— Data excerpts —
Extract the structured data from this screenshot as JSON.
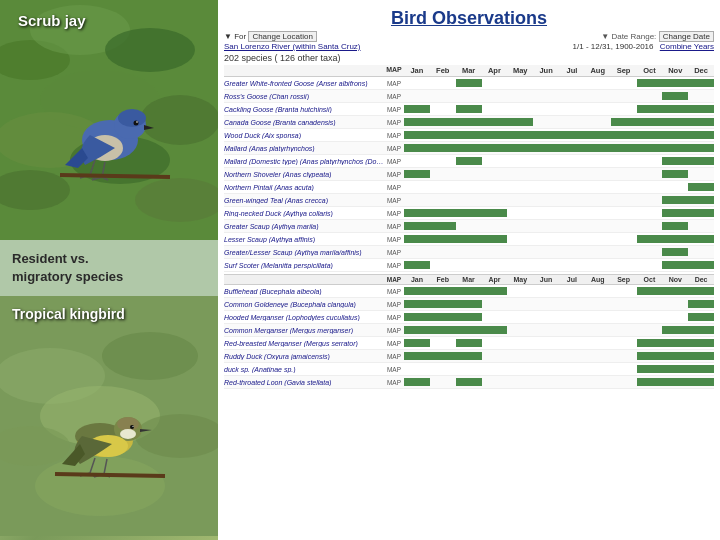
{
  "left_panel": {
    "top_photo_label": "Scrub jay",
    "middle_text_line1": "Resident vs.",
    "middle_text_line2": "migratory species",
    "bottom_photo_label": "Tropical kingbird"
  },
  "right_panel": {
    "title": "Bird Observations",
    "date_range_label": "▼ Date Range:",
    "change_date_btn": "Change Date",
    "date_values": "1/1 - 12/31, 1900-2016",
    "combine_years": "Combine Years",
    "for_label": "▼ For",
    "change_location_btn": "Change Location",
    "location": "San Lorenzo River (within Santa Cruz)",
    "species_count": "202 species ( 126 other taxa)",
    "months": [
      "Jan",
      "Feb",
      "Mar",
      "Apr",
      "May",
      "Jun",
      "Jul",
      "Aug",
      "Sep",
      "Oct",
      "Nov",
      "Dec"
    ],
    "species": [
      {
        "name": "Greater White-fronted Goose (Anser albifrons)",
        "map": true,
        "bars": [
          0,
          0,
          1,
          0,
          0,
          0,
          0,
          0,
          0,
          1,
          1,
          1
        ]
      },
      {
        "name": "Ross's Goose (Chan rossii)",
        "map": true,
        "bars": [
          0,
          0,
          0,
          0,
          0,
          0,
          0,
          0,
          0,
          0,
          1,
          0
        ]
      },
      {
        "name": "Cackling Goose (Branta hutchinsii)",
        "map": true,
        "bars": [
          1,
          0,
          1,
          0,
          0,
          0,
          0,
          0,
          0,
          1,
          1,
          1
        ]
      },
      {
        "name": "Canada Goose (Branta canadensis)",
        "map": true,
        "bars": [
          1,
          1,
          1,
          1,
          1,
          0,
          0,
          0,
          1,
          1,
          1,
          1
        ]
      },
      {
        "name": "Wood Duck (Aix sponsa)",
        "map": true,
        "bars": [
          1,
          1,
          1,
          1,
          1,
          1,
          1,
          1,
          1,
          1,
          1,
          1
        ]
      },
      {
        "name": "Mallard (Anas platyrhynchos)",
        "map": true,
        "bars": [
          1,
          1,
          1,
          1,
          1,
          1,
          1,
          1,
          1,
          1,
          1,
          1
        ]
      },
      {
        "name": "Mallard (Domestic type) (Anas platyrhynchos (Domestic type))",
        "map": true,
        "bars": [
          0,
          0,
          1,
          0,
          0,
          0,
          0,
          0,
          0,
          0,
          1,
          1
        ]
      },
      {
        "name": "Northern Shoveler (Anas clypeata)",
        "map": true,
        "bars": [
          1,
          0,
          0,
          0,
          0,
          0,
          0,
          0,
          0,
          0,
          1,
          0
        ]
      },
      {
        "name": "Northern Pintail (Anas acuta)",
        "map": true,
        "bars": [
          0,
          0,
          0,
          0,
          0,
          0,
          0,
          0,
          0,
          0,
          0,
          1
        ]
      },
      {
        "name": "Green-winged Teal (Anas crecca)",
        "map": true,
        "bars": [
          0,
          0,
          0,
          0,
          0,
          0,
          0,
          0,
          0,
          0,
          1,
          1
        ]
      },
      {
        "name": "Ring-necked Duck (Aythya collaris)",
        "map": true,
        "bars": [
          1,
          1,
          1,
          1,
          0,
          0,
          0,
          0,
          0,
          0,
          1,
          1
        ]
      },
      {
        "name": "Greater Scaup (Aythya marila)",
        "map": true,
        "bars": [
          1,
          1,
          0,
          0,
          0,
          0,
          0,
          0,
          0,
          0,
          1,
          0
        ]
      },
      {
        "name": "Lesser Scaup (Aythya affinis)",
        "map": true,
        "bars": [
          1,
          1,
          1,
          1,
          0,
          0,
          0,
          0,
          0,
          1,
          1,
          1
        ]
      },
      {
        "name": "Greater/Lesser Scaup (Aythya marila/affinis)",
        "map": true,
        "bars": [
          0,
          0,
          0,
          0,
          0,
          0,
          0,
          0,
          0,
          0,
          1,
          0
        ]
      },
      {
        "name": "Surf Scoter (Melanitta perspicillata)",
        "map": true,
        "bars": [
          1,
          0,
          0,
          0,
          0,
          0,
          0,
          0,
          0,
          0,
          1,
          1
        ]
      },
      {
        "name": "Bufflehead (Bucephala albeola)",
        "map": true,
        "bars": [
          1,
          1,
          1,
          1,
          0,
          0,
          0,
          0,
          0,
          1,
          1,
          1
        ]
      },
      {
        "name": "Common Goldeneye (Bucephala clangula)",
        "map": true,
        "bars": [
          1,
          1,
          1,
          0,
          0,
          0,
          0,
          0,
          0,
          0,
          0,
          1
        ]
      },
      {
        "name": "Hooded Merganser (Lophodytes cucullatus)",
        "map": true,
        "bars": [
          1,
          1,
          1,
          0,
          0,
          0,
          0,
          0,
          0,
          0,
          0,
          1
        ]
      },
      {
        "name": "Common Merganser (Mergus merganser)",
        "map": true,
        "bars": [
          1,
          1,
          1,
          1,
          0,
          0,
          0,
          0,
          0,
          0,
          1,
          1
        ]
      },
      {
        "name": "Red-breasted Merganser (Mergus serrator)",
        "map": true,
        "bars": [
          1,
          0,
          1,
          0,
          0,
          0,
          0,
          0,
          0,
          1,
          1,
          1
        ]
      },
      {
        "name": "Ruddy Duck (Oxyura jamaicensis)",
        "map": true,
        "bars": [
          1,
          1,
          1,
          0,
          0,
          0,
          0,
          0,
          0,
          1,
          1,
          1
        ]
      },
      {
        "name": "duck sp. (Anatinae sp.)",
        "map": true,
        "bars": [
          0,
          0,
          0,
          0,
          0,
          0,
          0,
          0,
          0,
          1,
          1,
          1
        ]
      },
      {
        "name": "Red-throated Loon (Gavia stellata)",
        "map": true,
        "bars": [
          1,
          0,
          1,
          0,
          0,
          0,
          0,
          0,
          0,
          1,
          1,
          1
        ]
      }
    ]
  }
}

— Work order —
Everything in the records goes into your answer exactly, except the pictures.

— Output for this task —
Extract the structured data from this screenshot as JSON.
{
  "left_panel": {
    "top_photo_label": "Scrub jay",
    "middle_text_line1": "Resident vs.",
    "middle_text_line2": "migratory species",
    "bottom_photo_label": "Tropical kingbird"
  },
  "right_panel": {
    "title": "Bird Observations",
    "date_range_label": "▼ Date Range:",
    "change_date_btn": "Change Date",
    "date_values": "1/1 - 12/31, 1900-2016",
    "combine_years": "Combine Years",
    "for_label": "▼ For",
    "change_location_btn": "Change Location",
    "location": "San Lorenzo River (within Santa Cruz)",
    "species_count": "202 species ( 126 other taxa)",
    "months": [
      "Jan",
      "Feb",
      "Mar",
      "Apr",
      "May",
      "Jun",
      "Jul",
      "Aug",
      "Sep",
      "Oct",
      "Nov",
      "Dec"
    ],
    "species": [
      {
        "name": "Greater White-fronted Goose (Anser albifrons)",
        "map": true,
        "bars": [
          0,
          0,
          1,
          0,
          0,
          0,
          0,
          0,
          0,
          1,
          1,
          1
        ]
      },
      {
        "name": "Ross's Goose (Chan rossii)",
        "map": true,
        "bars": [
          0,
          0,
          0,
          0,
          0,
          0,
          0,
          0,
          0,
          0,
          1,
          0
        ]
      },
      {
        "name": "Cackling Goose (Branta hutchinsii)",
        "map": true,
        "bars": [
          1,
          0,
          1,
          0,
          0,
          0,
          0,
          0,
          0,
          1,
          1,
          1
        ]
      },
      {
        "name": "Canada Goose (Branta canadensis)",
        "map": true,
        "bars": [
          1,
          1,
          1,
          1,
          1,
          0,
          0,
          0,
          1,
          1,
          1,
          1
        ]
      },
      {
        "name": "Wood Duck (Aix sponsa)",
        "map": true,
        "bars": [
          1,
          1,
          1,
          1,
          1,
          1,
          1,
          1,
          1,
          1,
          1,
          1
        ]
      },
      {
        "name": "Mallard (Anas platyrhynchos)",
        "map": true,
        "bars": [
          1,
          1,
          1,
          1,
          1,
          1,
          1,
          1,
          1,
          1,
          1,
          1
        ]
      },
      {
        "name": "Mallard (Domestic type) (Anas platyrhynchos (Domestic type))",
        "map": true,
        "bars": [
          0,
          0,
          1,
          0,
          0,
          0,
          0,
          0,
          0,
          0,
          1,
          1
        ]
      },
      {
        "name": "Northern Shoveler (Anas clypeata)",
        "map": true,
        "bars": [
          1,
          0,
          0,
          0,
          0,
          0,
          0,
          0,
          0,
          0,
          1,
          0
        ]
      },
      {
        "name": "Northern Pintail (Anas acuta)",
        "map": true,
        "bars": [
          0,
          0,
          0,
          0,
          0,
          0,
          0,
          0,
          0,
          0,
          0,
          1
        ]
      },
      {
        "name": "Green-winged Teal (Anas crecca)",
        "map": true,
        "bars": [
          0,
          0,
          0,
          0,
          0,
          0,
          0,
          0,
          0,
          0,
          1,
          1
        ]
      },
      {
        "name": "Ring-necked Duck (Aythya collaris)",
        "map": true,
        "bars": [
          1,
          1,
          1,
          1,
          0,
          0,
          0,
          0,
          0,
          0,
          1,
          1
        ]
      },
      {
        "name": "Greater Scaup (Aythya marila)",
        "map": true,
        "bars": [
          1,
          1,
          0,
          0,
          0,
          0,
          0,
          0,
          0,
          0,
          1,
          0
        ]
      },
      {
        "name": "Lesser Scaup (Aythya affinis)",
        "map": true,
        "bars": [
          1,
          1,
          1,
          1,
          0,
          0,
          0,
          0,
          0,
          1,
          1,
          1
        ]
      },
      {
        "name": "Greater/Lesser Scaup (Aythya marila/affinis)",
        "map": true,
        "bars": [
          0,
          0,
          0,
          0,
          0,
          0,
          0,
          0,
          0,
          0,
          1,
          0
        ]
      },
      {
        "name": "Surf Scoter (Melanitta perspicillata)",
        "map": true,
        "bars": [
          1,
          0,
          0,
          0,
          0,
          0,
          0,
          0,
          0,
          0,
          1,
          1
        ]
      },
      {
        "name": "Bufflehead (Bucephala albeola)",
        "map": true,
        "bars": [
          1,
          1,
          1,
          1,
          0,
          0,
          0,
          0,
          0,
          1,
          1,
          1
        ]
      },
      {
        "name": "Common Goldeneye (Bucephala clangula)",
        "map": true,
        "bars": [
          1,
          1,
          1,
          0,
          0,
          0,
          0,
          0,
          0,
          0,
          0,
          1
        ]
      },
      {
        "name": "Hooded Merganser (Lophodytes cucullatus)",
        "map": true,
        "bars": [
          1,
          1,
          1,
          0,
          0,
          0,
          0,
          0,
          0,
          0,
          0,
          1
        ]
      },
      {
        "name": "Common Merganser (Mergus merganser)",
        "map": true,
        "bars": [
          1,
          1,
          1,
          1,
          0,
          0,
          0,
          0,
          0,
          0,
          1,
          1
        ]
      },
      {
        "name": "Red-breasted Merganser (Mergus serrator)",
        "map": true,
        "bars": [
          1,
          0,
          1,
          0,
          0,
          0,
          0,
          0,
          0,
          1,
          1,
          1
        ]
      },
      {
        "name": "Ruddy Duck (Oxyura jamaicensis)",
        "map": true,
        "bars": [
          1,
          1,
          1,
          0,
          0,
          0,
          0,
          0,
          0,
          1,
          1,
          1
        ]
      },
      {
        "name": "duck sp. (Anatinae sp.)",
        "map": true,
        "bars": [
          0,
          0,
          0,
          0,
          0,
          0,
          0,
          0,
          0,
          1,
          1,
          1
        ]
      },
      {
        "name": "Red-throated Loon (Gavia stellata)",
        "map": true,
        "bars": [
          1,
          0,
          1,
          0,
          0,
          0,
          0,
          0,
          0,
          1,
          1,
          1
        ]
      }
    ]
  }
}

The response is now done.